» **TASK REQUIREMENTS**
The reply must repeat the listing below exactly and carry none of its pictures.
↓
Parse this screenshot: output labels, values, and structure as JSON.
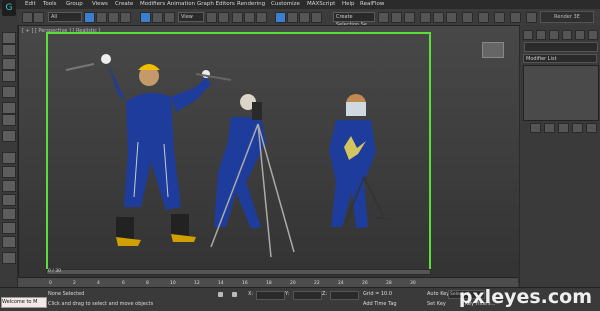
{
  "app": {
    "logo_glyph": "G",
    "render_label": "Render 3E"
  },
  "menu": [
    "Edit",
    "Tools",
    "Group",
    "Views",
    "Create",
    "Modifiers",
    "Animation",
    "Graph Editors",
    "Rendering",
    "Customize",
    "MAXScript",
    "Help",
    "RealFlow"
  ],
  "toolbar": {
    "selection_filter": "All",
    "reference_coord": "View",
    "named_selection": "Create Selection Se"
  },
  "viewport": {
    "label": "[ + ] [ Perspective ] [ Realistic ]",
    "safe_frame_color": "#5ade3a",
    "figures": [
      "hammer-worker",
      "surveyor-worker",
      "welder-worker"
    ]
  },
  "command_panel": {
    "modifier_list": "Modifier List"
  },
  "time_slider": {
    "value": "0 / 30"
  },
  "track_ticks": [
    "0",
    "2",
    "4",
    "6",
    "8",
    "10",
    "12",
    "14",
    "16",
    "18",
    "20",
    "22",
    "24",
    "26",
    "28",
    "30"
  ],
  "status": {
    "maxscript": "Welcome to M",
    "selection": "None Selected",
    "prompt": "Click and drag to select and move objects",
    "x_label": "X:",
    "y_label": "Y:",
    "z_label": "Z:",
    "grid": "Grid = 10.0",
    "add_time_tag": "Add Time Tag",
    "auto_key": "Auto Key",
    "auto_key_value": "Selected",
    "set_key": "Set Key",
    "key_filters": "Key Filters..."
  },
  "watermark": "pxleyes.com"
}
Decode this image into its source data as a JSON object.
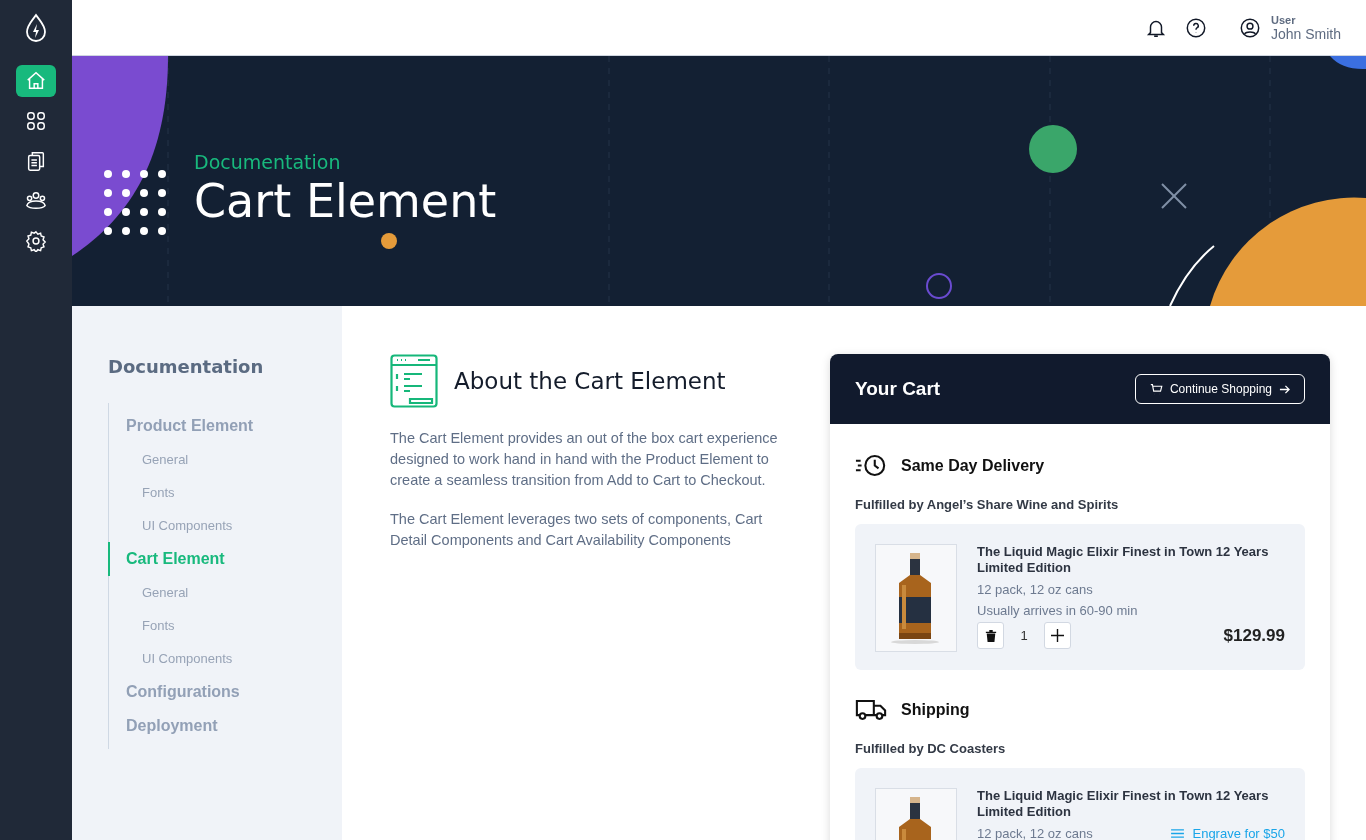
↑
» **TASK ANSWER**
Parse this screenshot: output labels, values, and structure as JSON.
{
  "app": {
    "logo_glyph": "G",
    "render_label": "Render 3E"
  },
  "menu": [
    "Edit",
    "Tools",
    "Group",
    "Views",
    "Create",
    "Modifiers",
    "Animation",
    "Graph Editors",
    "Rendering",
    "Customize",
    "MAXScript",
    "Help",
    "RealFlow"
  ],
  "toolbar": {
    "selection_filter": "All",
    "reference_coord": "View",
    "named_selection": "Create Selection Se"
  },
  "viewport": {
    "label": "[ + ] [ Perspective ] [ Realistic ]",
    "safe_frame_color": "#5ade3a",
    "figures": [
      "hammer-worker",
      "surveyor-worker",
      "welder-worker"
    ]
  },
  "command_panel": {
    "modifier_list": "Modifier List"
  },
  "time_slider": {
    "value": "0 / 30"
  },
  "track_ticks": [
    "0",
    "2",
    "4",
    "6",
    "8",
    "10",
    "12",
    "14",
    "16",
    "18",
    "20",
    "22",
    "24",
    "26",
    "28",
    "30"
  ],
  "status": {
    "maxscript": "Welcome to M",
    "selection": "None Selected",
    "prompt": "Click and drag to select and move objects",
    "x_label": "X:",
    "y_label": "Y:",
    "z_label": "Z:",
    "grid": "Grid = 10.0",
    "add_time_tag": "Add Time Tag",
    "auto_key": "Auto Key",
    "auto_key_value": "Selected",
    "set_key": "Set Key",
    "key_filters": "Key Filters..."
  },
  "watermark": "pxleyes.com"
}
Decode this image into its source data as a JSON object.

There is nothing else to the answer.